They had feasts, ceremonies, rallies and celebrations to herald the ecological and social importance of wild salmon. Communities on the caravan tour included Kamloops, Lillooet, Lytton, Hope, Chilliwack, Kwantlen First Nation (Fort Langley), Fort Rupert, Port Alberni, Vancouver, and Tsawwassen
Skwah Chief Robert Coombes told the crowd in Chilliwack that he grew up fishing but he and his sons don’t go out anymore.
“Growing up my dad fished every month of the year. I went out with him from the time I was three years old.”
But no longer, and it’s a choice.
“There’s too much fighting.”
But he praised the salmon warriors.
“Keep on fighting. We are here with you,” he said.
Katsie First Nation Chief Susan Miller said she waited across the street as the people gathered for the wild salmon rally.
She said fish is in their DNA, and they will continue to fight for salmon, and stand behind Chief Robert Gladstone.
“We are all here because this is important,” Chief Miller said of herself and her fellow band council members.
“Today we recognize that our fish are disappearing.
“It’s not just that we are not getting to fish, it’s the fact that we are not going to have fish.
The rivers are irreparably damaged. The eagles and bears will disappear. Katsie lives and breathes for fish!”
But keep in mind, it’s not just about him, said Robert Gladstone, chief of Shxwha:y Village (Skway First Nation).
He was charged for fishing during a closed time, for one salmon to be used in the First Salmon ceremony. Many at the rally showed their support for Gladstone.
“It’s about Pilalt tribe taking a stand.”
Pilalt tribe include Cheam, Shxwha:y and Skwah.
“This is about so many people. We are all heroes,” Chief Gladstone said.
“It’s a fascinating time for native people, building capacities, going forward and being resource managers. Stewards of their land once again.
“It’s a beautiful message, and it’s not just a native issue. We’re all in this together. So go the fish, so go the people.”
But where are the rest of the voices of conservation? That was the question Cheam Chief Ernie Crey threw out to the crowd that gathered at the courthouse.
Crey said they told Fisheries and Oceans it will only be a short time before First Nations start managing their own fisheries.
“We’ve made it our business to first and foremost to care for the salmon,” Crey said. “We left in their hands too long.”

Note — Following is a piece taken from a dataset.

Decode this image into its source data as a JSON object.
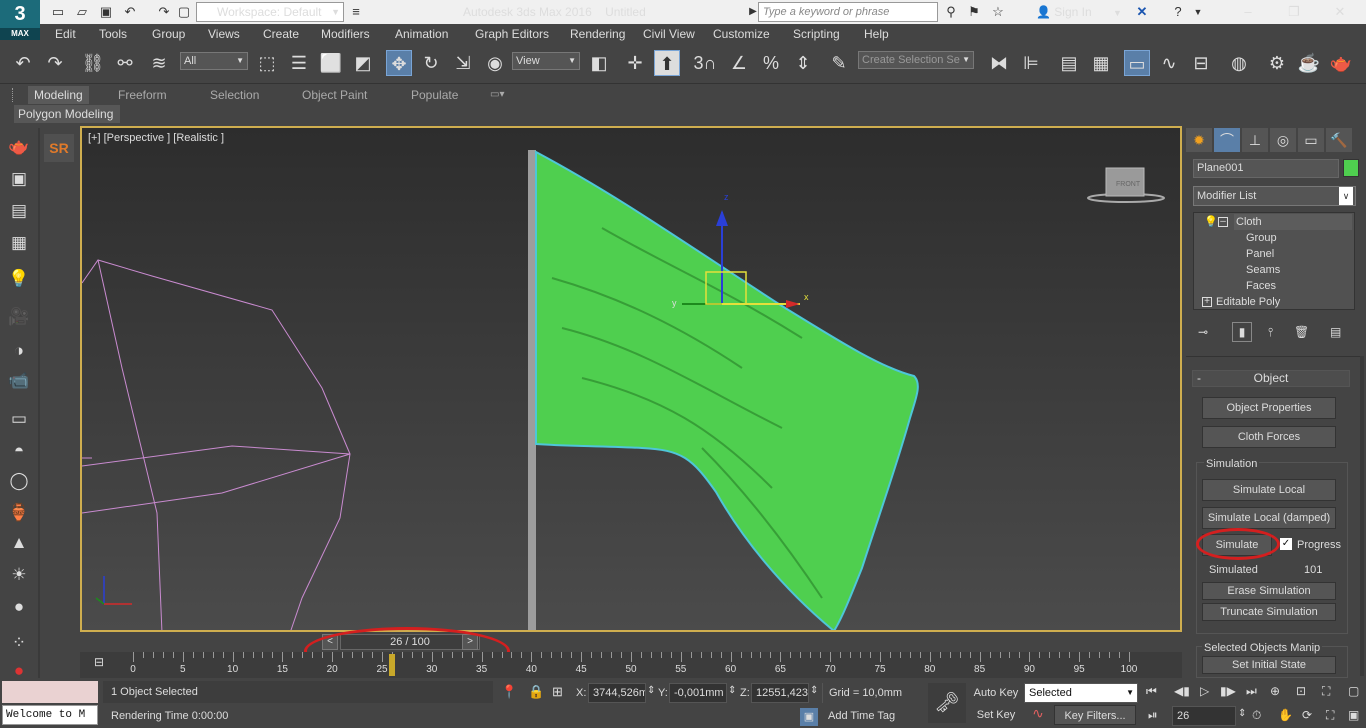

The Cheam First Nation hosted the Wild Salmon Caravan travellers in their community last week, and Chief Crey thanked them for standing tall for the salmon, which are “right now struggling for their very lives.”
The fish runs get smaller every year.
“Some people are demanding more and more of less and less. Where are the voices for conservation? Where are the voices like yours?” he asked.
“I can’t emphasize enough how important it is is for British Columbians in the coming years to say enough is enough to Ottawa. They’ve lost the right to manage this resource.
“It is our resource and your resource,” Crey said. “They are not managing it as they should. Yes we have a promising prime minister. There is some hope now. But we can’t say because we have hope in this young PM that he can do it on his own.
“We need to stand there with him. He has a job to do on our behalf when it comes to salmon. We need to be loud and proud about it, and unrelenting in our demands to protect what remains. Because if not us, then who?
“Our community in the end is going to save the salmon and we’re going to be able to do it because of people like you, people who care about the salmon, who care about the natural world, who care about conserving things that really matter to us, and that includes salmon,”Chief Crey said.
Eddie Gardner reminded everyone of the power of the wild salmon economy.
“it’s an important industry; an economic force in B.C. and we must keep it going. We always remind people that wild salmon is also a climate regulator. When the eagles and bears and the wolves take the food out into the forest, they only eat part of it and the rest is left to nourish the forest and trees. That absorbs carbon from the atmosphere, and create the oxygen that we need to breathe. We need to honour this great connector – the wild salmon – to save the wild salmon is in the best interest of all people.”